Brief >> Print all records exactly, pictures left out.

#####

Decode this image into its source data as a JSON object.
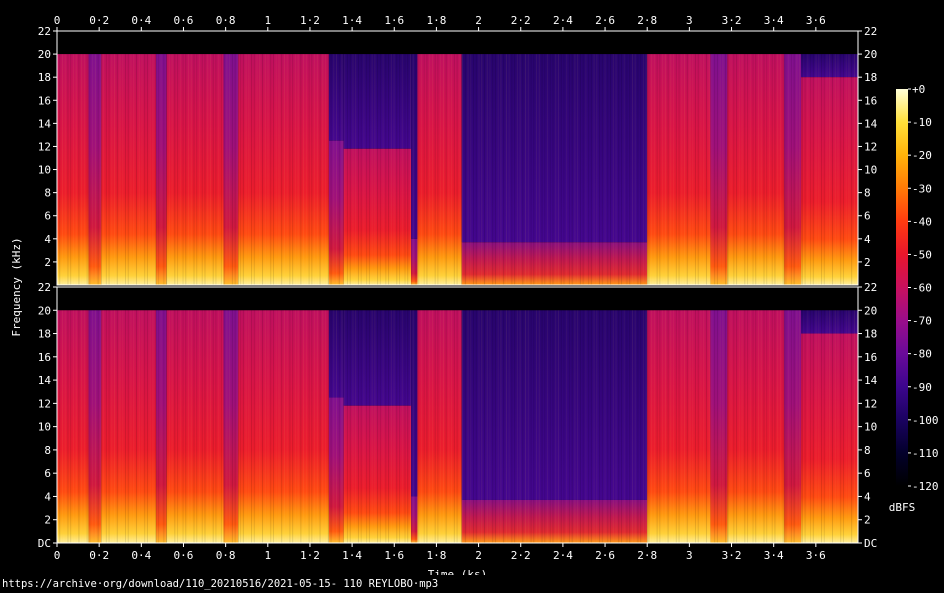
{
  "chart_data": {
    "type": "heatmap",
    "subtype": "spectrogram",
    "channels": 2,
    "xlabel": "Time (ks)",
    "ylabel": "Frequency (kHz)",
    "xlim": [
      0,
      3.8
    ],
    "ylim": [
      0,
      22
    ],
    "x_ticks": [
      "0",
      "0·2",
      "0·4",
      "0·6",
      "0·8",
      "1",
      "1·2",
      "1·4",
      "1·6",
      "1·8",
      "2",
      "2·2",
      "2·4",
      "2·6",
      "2·8",
      "3",
      "3·2",
      "3·4",
      "3·6"
    ],
    "x_tick_values": [
      0,
      0.2,
      0.4,
      0.6,
      0.8,
      1.0,
      1.2,
      1.4,
      1.6,
      1.8,
      2.0,
      2.2,
      2.4,
      2.6,
      2.8,
      3.0,
      3.2,
      3.4,
      3.6
    ],
    "y_ticks_top": [
      "22",
      "20",
      "18",
      "16",
      "14",
      "12",
      "10",
      "8",
      "6",
      "4",
      "2"
    ],
    "y_tick_values_top": [
      22,
      20,
      18,
      16,
      14,
      12,
      10,
      8,
      6,
      4,
      2
    ],
    "y_ticks_bottom": [
      "22",
      "20",
      "18",
      "16",
      "14",
      "12",
      "10",
      "8",
      "6",
      "4",
      "2",
      "DC"
    ],
    "y_tick_values_bottom": [
      22,
      20,
      18,
      16,
      14,
      12,
      10,
      8,
      6,
      4,
      2,
      0
    ],
    "colorbar": {
      "label": "dBFS",
      "ticks": [
        "+0",
        "-10",
        "-20",
        "-30",
        "-40",
        "-50",
        "-60",
        "-70",
        "-80",
        "-90",
        "-100",
        "-110",
        "-120"
      ],
      "tick_values": [
        0,
        -10,
        -20,
        -30,
        -40,
        -50,
        -60,
        -70,
        -80,
        -90,
        -100,
        -110,
        -120
      ],
      "range": [
        -120,
        0
      ]
    },
    "segments": [
      {
        "start": 0.0,
        "end": 0.15,
        "cutoff_khz": 20.0,
        "level": "loud"
      },
      {
        "start": 0.15,
        "end": 0.21,
        "cutoff_khz": 20.0,
        "level": "medium"
      },
      {
        "start": 0.21,
        "end": 0.47,
        "cutoff_khz": 20.0,
        "level": "loud"
      },
      {
        "start": 0.47,
        "end": 0.52,
        "cutoff_khz": 20.0,
        "level": "medium"
      },
      {
        "start": 0.52,
        "end": 0.79,
        "cutoff_khz": 20.0,
        "level": "loud"
      },
      {
        "start": 0.79,
        "end": 0.86,
        "cutoff_khz": 20.0,
        "level": "medium"
      },
      {
        "start": 0.86,
        "end": 1.29,
        "cutoff_khz": 20.0,
        "level": "loud"
      },
      {
        "start": 1.29,
        "end": 1.36,
        "cutoff_khz": 12.5,
        "level": "medium"
      },
      {
        "start": 1.36,
        "end": 1.68,
        "cutoff_khz": 11.8,
        "level": "loud"
      },
      {
        "start": 1.68,
        "end": 1.71,
        "cutoff_khz": 4.0,
        "level": "medium"
      },
      {
        "start": 1.71,
        "end": 1.92,
        "cutoff_khz": 20.0,
        "level": "loud"
      },
      {
        "start": 1.92,
        "end": 2.8,
        "cutoff_khz": 3.7,
        "level": "quiet"
      },
      {
        "start": 2.8,
        "end": 3.1,
        "cutoff_khz": 20.0,
        "level": "loud"
      },
      {
        "start": 3.1,
        "end": 3.18,
        "cutoff_khz": 20.0,
        "level": "medium"
      },
      {
        "start": 3.18,
        "end": 3.45,
        "cutoff_khz": 20.0,
        "level": "loud"
      },
      {
        "start": 3.45,
        "end": 3.53,
        "cutoff_khz": 20.0,
        "level": "medium"
      },
      {
        "start": 3.53,
        "end": 3.8,
        "cutoff_khz": 18.0,
        "level": "loud"
      }
    ],
    "colors": {
      "background": "#000000",
      "colormap": [
        "#000000",
        "#03002b",
        "#1a0260",
        "#3c058d",
        "#6a0a9a",
        "#9a0d8a",
        "#c8105e",
        "#e8162c",
        "#ff3b10",
        "#ff7a06",
        "#ffb20a",
        "#ffe03a",
        "#ffffd8"
      ]
    }
  },
  "footer": {
    "source_url": "https://archive·org/download/110_20210516/2021-05-15- 110 REYLOBO·mp3"
  }
}
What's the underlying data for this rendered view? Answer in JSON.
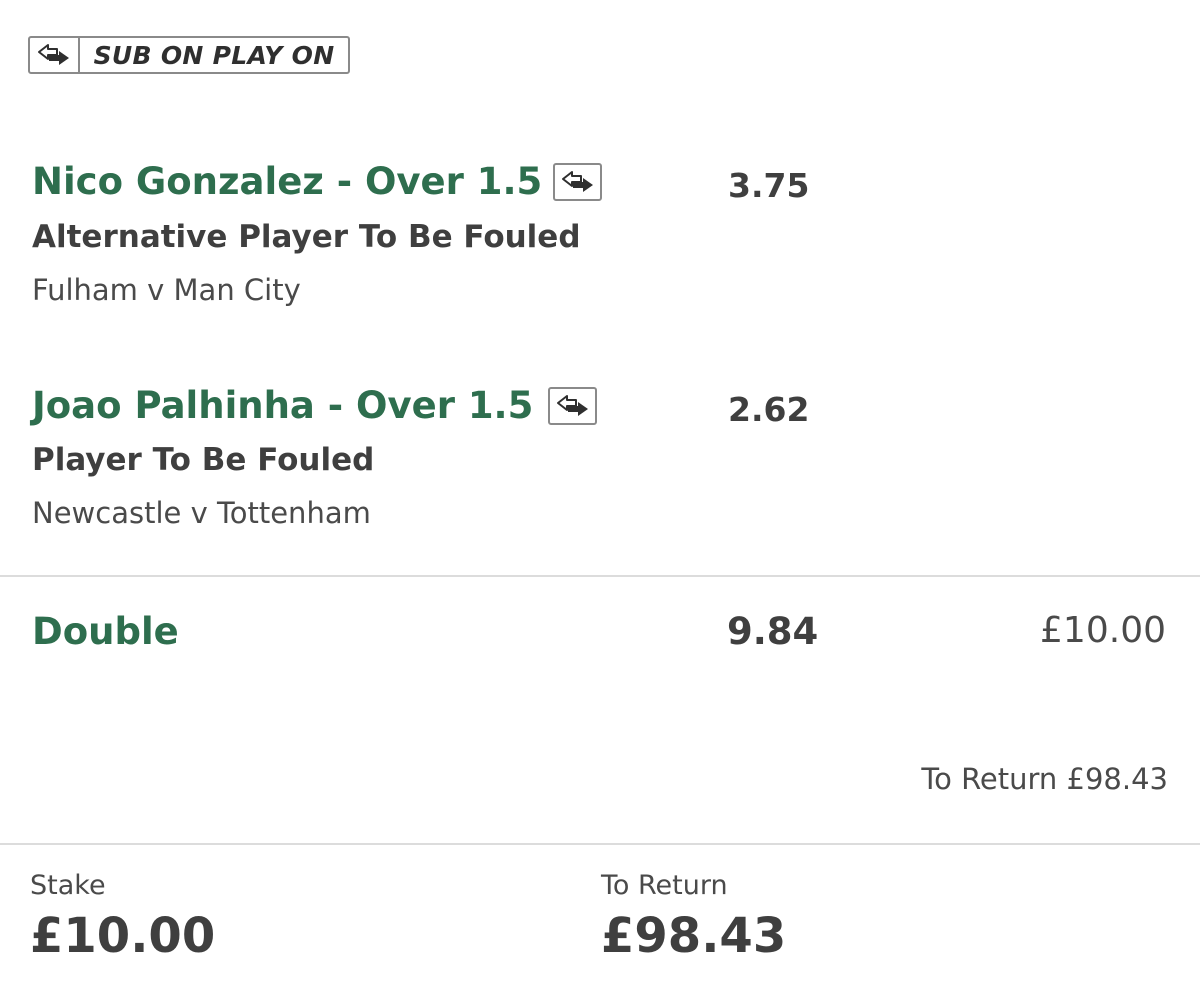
{
  "badge": {
    "icon": "swap-arrows-icon",
    "label": "SUB ON PLAY ON"
  },
  "selections": [
    {
      "title": "Nico Gonzalez - Over 1.5",
      "icon": "swap-arrows-icon",
      "market": "Alternative Player To Be Fouled",
      "event": "Fulham v Man City",
      "odds": "3.75"
    },
    {
      "title": "Joao Palhinha - Over 1.5",
      "icon": "swap-arrows-icon",
      "market": "Player To Be Fouled",
      "event": "Newcastle v Tottenham",
      "odds": "2.62"
    }
  ],
  "bet": {
    "type": "Double",
    "odds": "9.84",
    "stake": "£10.00",
    "to_return_line": "To Return £98.43"
  },
  "footer": {
    "stake_label": "Stake",
    "stake_value": "£10.00",
    "return_label": "To Return",
    "return_value": "£98.43"
  },
  "colors": {
    "accent_green": "#2e6e4e",
    "text_dark": "#3f3f3f",
    "border_grey": "#8a8a8a",
    "divider": "#dcdcdc"
  }
}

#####

Output for this task >>
Decode this image into its source data as a JSON object.
{
  "chart_data": {
    "type": "heatmap",
    "subtype": "spectrogram",
    "channels": 2,
    "xlabel": "Time (ks)",
    "ylabel": "Frequency (kHz)",
    "xlim": [
      0,
      3.8
    ],
    "ylim": [
      0,
      22
    ],
    "x_ticks": [
      "0",
      "0·2",
      "0·4",
      "0·6",
      "0·8",
      "1",
      "1·2",
      "1·4",
      "1·6",
      "1·8",
      "2",
      "2·2",
      "2·4",
      "2·6",
      "2·8",
      "3",
      "3·2",
      "3·4",
      "3·6"
    ],
    "x_tick_values": [
      0,
      0.2,
      0.4,
      0.6,
      0.8,
      1.0,
      1.2,
      1.4,
      1.6,
      1.8,
      2.0,
      2.2,
      2.4,
      2.6,
      2.8,
      3.0,
      3.2,
      3.4,
      3.6
    ],
    "y_ticks_top": [
      "22",
      "20",
      "18",
      "16",
      "14",
      "12",
      "10",
      "8",
      "6",
      "4",
      "2"
    ],
    "y_tick_values_top": [
      22,
      20,
      18,
      16,
      14,
      12,
      10,
      8,
      6,
      4,
      2
    ],
    "y_ticks_bottom": [
      "22",
      "20",
      "18",
      "16",
      "14",
      "12",
      "10",
      "8",
      "6",
      "4",
      "2",
      "DC"
    ],
    "y_tick_values_bottom": [
      22,
      20,
      18,
      16,
      14,
      12,
      10,
      8,
      6,
      4,
      2,
      0
    ],
    "colorbar": {
      "label": "dBFS",
      "ticks": [
        "+0",
        "-10",
        "-20",
        "-30",
        "-40",
        "-50",
        "-60",
        "-70",
        "-80",
        "-90",
        "-100",
        "-110",
        "-120"
      ],
      "tick_values": [
        0,
        -10,
        -20,
        -30,
        -40,
        -50,
        -60,
        -70,
        -80,
        -90,
        -100,
        -110,
        -120
      ],
      "range": [
        -120,
        0
      ]
    },
    "segments": [
      {
        "start": 0.0,
        "end": 0.15,
        "cutoff_khz": 20.0,
        "level": "loud"
      },
      {
        "start": 0.15,
        "end": 0.21,
        "cutoff_khz": 20.0,
        "level": "medium"
      },
      {
        "start": 0.21,
        "end": 0.47,
        "cutoff_khz": 20.0,
        "level": "loud"
      },
      {
        "start": 0.47,
        "end": 0.52,
        "cutoff_khz": 20.0,
        "level": "medium"
      },
      {
        "start": 0.52,
        "end": 0.79,
        "cutoff_khz": 20.0,
        "level": "loud"
      },
      {
        "start": 0.79,
        "end": 0.86,
        "cutoff_khz": 20.0,
        "level": "medium"
      },
      {
        "start": 0.86,
        "end": 1.29,
        "cutoff_khz": 20.0,
        "level": "loud"
      },
      {
        "start": 1.29,
        "end": 1.36,
        "cutoff_khz": 12.5,
        "level": "medium"
      },
      {
        "start": 1.36,
        "end": 1.68,
        "cutoff_khz": 11.8,
        "level": "loud"
      },
      {
        "start": 1.68,
        "end": 1.71,
        "cutoff_khz": 4.0,
        "level": "medium"
      },
      {
        "start": 1.71,
        "end": 1.92,
        "cutoff_khz": 20.0,
        "level": "loud"
      },
      {
        "start": 1.92,
        "end": 2.8,
        "cutoff_khz": 3.7,
        "level": "quiet"
      },
      {
        "start": 2.8,
        "end": 3.1,
        "cutoff_khz": 20.0,
        "level": "loud"
      },
      {
        "start": 3.1,
        "end": 3.18,
        "cutoff_khz": 20.0,
        "level": "medium"
      },
      {
        "start": 3.18,
        "end": 3.45,
        "cutoff_khz": 20.0,
        "level": "loud"
      },
      {
        "start": 3.45,
        "end": 3.53,
        "cutoff_khz": 20.0,
        "level": "medium"
      },
      {
        "start": 3.53,
        "end": 3.8,
        "cutoff_khz": 18.0,
        "level": "loud"
      }
    ],
    "colors": {
      "background": "#000000",
      "colormap": [
        "#000000",
        "#03002b",
        "#1a0260",
        "#3c058d",
        "#6a0a9a",
        "#9a0d8a",
        "#c8105e",
        "#e8162c",
        "#ff3b10",
        "#ff7a06",
        "#ffb20a",
        "#ffe03a",
        "#ffffd8"
      ]
    }
  },
  "footer": {
    "source_url": "https://archive·org/download/110_20210516/2021-05-15- 110 REYLOBO·mp3"
  }
}
What's the underlying data for this rendered view? Answer in JSON.
{
  "badge": {
    "icon": "swap-arrows-icon",
    "label": "SUB ON PLAY ON"
  },
  "selections": [
    {
      "title": "Nico Gonzalez - Over 1.5",
      "icon": "swap-arrows-icon",
      "market": "Alternative Player To Be Fouled",
      "event": "Fulham v Man City",
      "odds": "3.75"
    },
    {
      "title": "Joao Palhinha - Over 1.5",
      "icon": "swap-arrows-icon",
      "market": "Player To Be Fouled",
      "event": "Newcastle v Tottenham",
      "odds": "2.62"
    }
  ],
  "bet": {
    "type": "Double",
    "odds": "9.84",
    "stake": "£10.00",
    "to_return_line": "To Return £98.43"
  },
  "footer": {
    "stake_label": "Stake",
    "stake_value": "£10.00",
    "return_label": "To Return",
    "return_value": "£98.43"
  },
  "colors": {
    "accent_green": "#2e6e4e",
    "text_dark": "#3f3f3f",
    "border_grey": "#8a8a8a",
    "divider": "#dcdcdc"
  }
}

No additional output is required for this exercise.